Ah, the perils of hot tub threesomes with psychotic blonde women. Judge David Johnson knows them well.
The object of this game is staying alive! Staying alive!
Death Game is a cautionary tale about the dangers of engaging in a hot-tub ménage á trois with two strange girls who show up on your doorstep.
Facts of the Case
George Manning (Seymour Cassel, The Royal Tenenbaums) lives a nice, normal life, with a pretty wife, a big house, and all the latest hit records. All of that is about to change.
After he bids farewell to his wife, who is off on a trip, George finds himself left to his own devices.

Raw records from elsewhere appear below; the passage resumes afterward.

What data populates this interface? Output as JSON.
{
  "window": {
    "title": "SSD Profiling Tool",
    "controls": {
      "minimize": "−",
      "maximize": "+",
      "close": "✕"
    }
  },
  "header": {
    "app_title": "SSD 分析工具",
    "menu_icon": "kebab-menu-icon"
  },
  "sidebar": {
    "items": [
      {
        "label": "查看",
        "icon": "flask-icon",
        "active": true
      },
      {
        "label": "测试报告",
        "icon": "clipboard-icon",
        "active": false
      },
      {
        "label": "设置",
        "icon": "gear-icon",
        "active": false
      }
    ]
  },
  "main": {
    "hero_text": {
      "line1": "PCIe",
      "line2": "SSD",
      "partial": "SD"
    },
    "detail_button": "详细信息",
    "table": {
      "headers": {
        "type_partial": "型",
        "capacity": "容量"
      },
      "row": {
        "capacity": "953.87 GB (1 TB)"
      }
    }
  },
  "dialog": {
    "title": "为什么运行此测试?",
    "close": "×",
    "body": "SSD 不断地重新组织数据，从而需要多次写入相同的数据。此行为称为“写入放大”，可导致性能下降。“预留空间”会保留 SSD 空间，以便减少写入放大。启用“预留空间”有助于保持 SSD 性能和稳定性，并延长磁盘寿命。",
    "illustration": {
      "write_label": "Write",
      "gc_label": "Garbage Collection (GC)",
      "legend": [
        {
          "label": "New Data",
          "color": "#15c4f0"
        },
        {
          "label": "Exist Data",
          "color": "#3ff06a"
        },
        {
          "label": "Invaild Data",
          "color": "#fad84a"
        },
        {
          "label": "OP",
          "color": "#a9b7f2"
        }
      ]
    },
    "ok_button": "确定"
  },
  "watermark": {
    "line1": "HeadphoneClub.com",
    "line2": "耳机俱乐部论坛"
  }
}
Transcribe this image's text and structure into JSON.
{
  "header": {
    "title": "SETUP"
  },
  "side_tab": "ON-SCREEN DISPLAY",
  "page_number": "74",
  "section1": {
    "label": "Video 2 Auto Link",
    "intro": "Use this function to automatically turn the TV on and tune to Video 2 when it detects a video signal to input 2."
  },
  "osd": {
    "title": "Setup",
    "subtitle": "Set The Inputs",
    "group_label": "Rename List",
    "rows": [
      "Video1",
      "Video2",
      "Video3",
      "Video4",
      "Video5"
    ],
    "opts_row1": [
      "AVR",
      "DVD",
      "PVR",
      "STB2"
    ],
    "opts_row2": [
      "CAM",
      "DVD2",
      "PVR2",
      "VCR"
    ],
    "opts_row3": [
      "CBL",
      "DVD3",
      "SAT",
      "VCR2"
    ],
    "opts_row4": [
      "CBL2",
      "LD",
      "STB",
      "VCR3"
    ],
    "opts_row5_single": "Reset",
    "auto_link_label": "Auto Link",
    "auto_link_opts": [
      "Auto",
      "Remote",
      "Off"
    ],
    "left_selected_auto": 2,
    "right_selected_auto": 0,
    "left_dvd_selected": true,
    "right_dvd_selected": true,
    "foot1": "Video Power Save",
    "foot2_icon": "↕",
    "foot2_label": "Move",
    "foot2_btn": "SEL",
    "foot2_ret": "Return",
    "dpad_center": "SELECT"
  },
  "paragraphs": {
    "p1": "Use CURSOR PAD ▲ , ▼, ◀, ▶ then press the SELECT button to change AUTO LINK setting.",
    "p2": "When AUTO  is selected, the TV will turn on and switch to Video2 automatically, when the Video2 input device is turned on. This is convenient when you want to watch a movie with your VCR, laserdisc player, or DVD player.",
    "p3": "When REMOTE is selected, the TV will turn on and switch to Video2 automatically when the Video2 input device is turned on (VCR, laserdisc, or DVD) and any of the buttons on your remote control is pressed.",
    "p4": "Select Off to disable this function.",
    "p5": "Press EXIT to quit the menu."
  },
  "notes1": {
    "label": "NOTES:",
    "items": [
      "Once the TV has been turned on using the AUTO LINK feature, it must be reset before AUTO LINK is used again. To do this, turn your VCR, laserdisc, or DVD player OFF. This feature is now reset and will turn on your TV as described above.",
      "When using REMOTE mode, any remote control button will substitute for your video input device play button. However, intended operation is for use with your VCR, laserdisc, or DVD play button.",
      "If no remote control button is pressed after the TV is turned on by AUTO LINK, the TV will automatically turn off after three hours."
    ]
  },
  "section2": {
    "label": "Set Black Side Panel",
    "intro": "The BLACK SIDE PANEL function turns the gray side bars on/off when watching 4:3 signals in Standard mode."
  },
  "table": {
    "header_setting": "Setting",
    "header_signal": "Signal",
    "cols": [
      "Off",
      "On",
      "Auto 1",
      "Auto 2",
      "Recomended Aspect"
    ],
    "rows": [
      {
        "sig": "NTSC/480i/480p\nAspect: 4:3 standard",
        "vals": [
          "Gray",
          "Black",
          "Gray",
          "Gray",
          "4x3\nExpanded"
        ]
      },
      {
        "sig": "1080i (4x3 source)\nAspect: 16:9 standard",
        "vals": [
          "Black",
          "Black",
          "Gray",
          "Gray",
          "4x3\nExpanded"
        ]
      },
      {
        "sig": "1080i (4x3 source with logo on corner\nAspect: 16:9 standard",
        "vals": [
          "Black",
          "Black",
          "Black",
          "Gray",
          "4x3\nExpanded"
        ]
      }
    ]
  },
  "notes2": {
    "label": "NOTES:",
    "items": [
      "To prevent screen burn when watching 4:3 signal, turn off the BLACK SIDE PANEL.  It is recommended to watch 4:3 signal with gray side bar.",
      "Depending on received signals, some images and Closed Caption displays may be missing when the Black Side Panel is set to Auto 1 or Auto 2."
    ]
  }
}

Instead of doing some work on the garage or checking out the latest tool sale at Sears, George engages in hot, wet sex with a couple of strangers.
The girls, Jackson (Sandra Locke, Ratboy, another cautionary tale) and Donna (Colleen Camp, Police Academy 2) just appear on George's doorstep one rainy night. Some food and drinks lead to some playful conversation, which leads to some playful flirting, which leads to some playful bare-ass nudity in the Jacuzzi, which culminates in a indiscernible, writhing mass of bubbles and thighs and facial hair.
Thinking it was just a one-night stand, George is eager to shuffle the girls out of the house. But he might be getting more than he bargained for. The girls start acting nutty, and George finds himself more and more anxious—he needs to jettison these two.
Despite some threats from Jackson that she would go to the police charging statutory rape, the two eventually pack up and leave, leaving George to stew in his guilt. But it ain't over yet. The girls come back with a vengeance, kidnapping George and proceeding to physically and mentally abuse him, with the specter of murder looming ever-large.
George is now forced to answer the age-old question: is a threesome with two blondes worth torture and death?
This movie is absolutely insane. From the disturbing opening credits—a montage of child drawings with the absolute worst movie theme song I have ever heard—to the ludicrously cheesy threesome scene, to the last third, featuring surreal sequence after surreal sequence, Death Game plays like a direct feed from the brain of a psychiatric ward escapee.
The weirdness doesn't fully kick in until the girls show up, and the Jacuzzi-boinking unfolds. The sex scene is long and hard to watch. Not hard to watch as in "witnessing baby seals getting clubbed" hard, but hard to watch as "in the sequence is so poorly shot and edited you'll have no idea what the F is going on" hard. Rapid fades of close-ups, indiscernible body parts, and frothing water add up to the most confusing, un-erotic love scene ever caught on film. Combine that with the dumbest '70s synthesizer beat ever composed, and the whole affair is not so much titillating as it is opaque and laughable.
Second that opaqueness and laughability with the ensuing torture. George is tied up, the girls slap on some weird makeup, and proceed to scream at him and dump sludge on his head, and jump on his bed. Intermittently, they make out and kill possible witnesses. All with that Godforsaken theme song playing over and over and over again. All this unpleasantness is ultimately wrapped up with a moronic ending.
However stupid this film it is, is made 1,000 times worse by its DVD translation. Death Game is hands-down the worst-looking film I have ever seen on DVD. The picture works off a color palette of, like, five washed-out pastels, is foggier than the coast of Norway, and stops and hiccups in some spots. Sure it's old—but I've seen movies from the early Seventies, and none are as horrendous as this. The mono sound is balls, shrill and shallow, and stifling to the dialogue, but way too generous to the retch-inducing crap that parades as the soundtrack.
A few previews make up the extras.
There is only one recipient of true torture in this movie, and it is you.
Guilty on all counts, including some it wasn't even charged with, Death Game is suitable only for placing your Diet Pepsi on.
Give us your feedback!
What's "fair"? Whether positive or negative, our reviews should be unbiased, informative, and critique the material on its own merits.
Scales of Justice
Review content copyright © 2004 David Johnson; Site design and review layout copyright © 2013 Verdict Partners LLC. All rights reserved.